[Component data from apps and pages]
____________________
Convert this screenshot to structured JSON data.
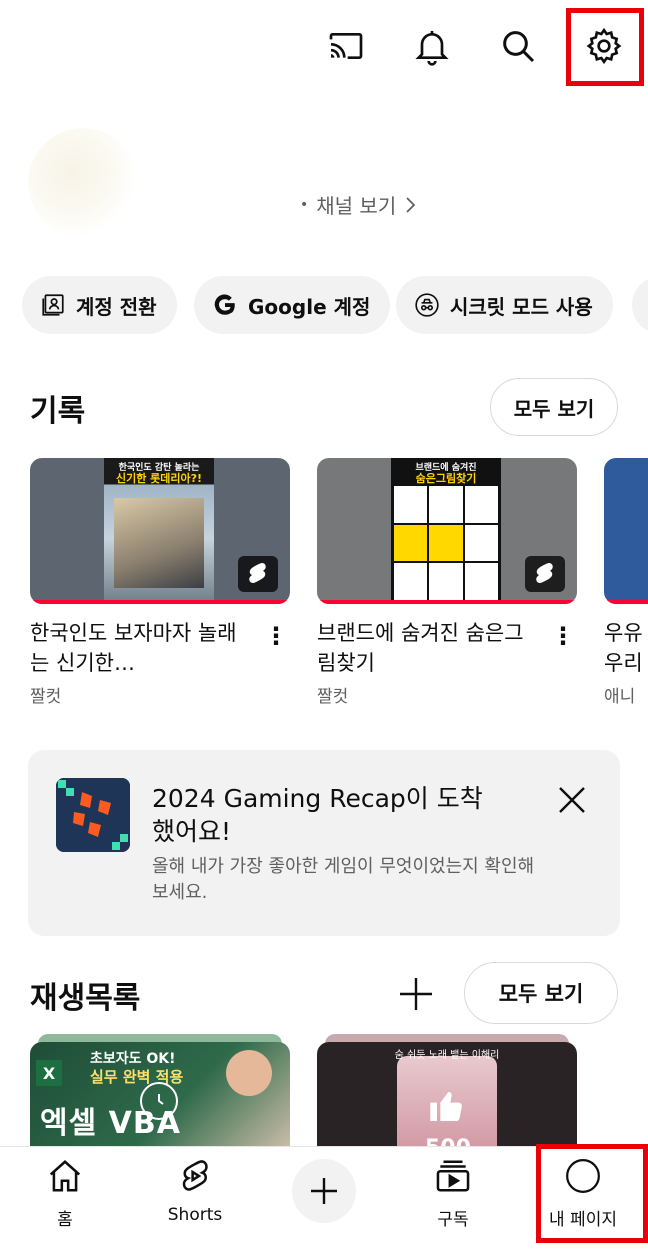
{
  "top_bar": {
    "icons": [
      "cast-icon",
      "notifications-icon",
      "search-icon",
      "settings-icon"
    ]
  },
  "profile": {
    "channel_link": "채널 보기",
    "dot": "•"
  },
  "chips": [
    {
      "label": "계정 전환",
      "icon": "switch-account-icon"
    },
    {
      "label": "Google 계정",
      "icon": "google-icon"
    },
    {
      "label": "시크릿 모드 사용",
      "icon": "incognito-icon"
    }
  ],
  "history": {
    "title": "기록",
    "see_all": "모두 보기",
    "items": [
      {
        "title": "한국인도 보자마자 놀래는 신기한…",
        "channel": "짤컷",
        "thumb_caption_top": "한국인도 감탄 놀라는",
        "thumb_caption": "신기한 롯데리아?!"
      },
      {
        "title": "브랜드에 숨겨진 숨은그림찾기",
        "channel": "짤컷",
        "thumb_caption_top": "브랜드에 숨겨진",
        "thumb_caption": "숨은그림찾기"
      },
      {
        "title": "우유 우리",
        "channel": "애니"
      }
    ]
  },
  "recap": {
    "title": "2024 Gaming Recap이 도착했어요!",
    "subtitle": "올해 내가 가장 좋아한 게임이 무엇이었는지 확인해 보세요."
  },
  "playlists": {
    "title": "재생목록",
    "see_all": "모두 보기",
    "items": [
      {
        "thumb_line1": "초보자도 OK!",
        "thumb_line2": "실무 완벽 적용",
        "thumb_line3": "엑셀 VBA"
      },
      {
        "thumb_line1": "숨 쉬듯 노래 뱉는 이해리",
        "count": "500"
      }
    ]
  },
  "bottom_nav": {
    "home": "홈",
    "shorts": "Shorts",
    "subscriptions": "구독",
    "you": "내 페이지"
  },
  "colors": {
    "highlight": "#e8000b",
    "progress": "#ff0033",
    "chip_bg": "#f2f2f2",
    "secondary_text": "#606060"
  }
}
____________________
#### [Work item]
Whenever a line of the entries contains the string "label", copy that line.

#### [Answer to this task]
      "label": "계정 전환",
      "label": "Google 계정",
      "label": "시크릿 모드 사용",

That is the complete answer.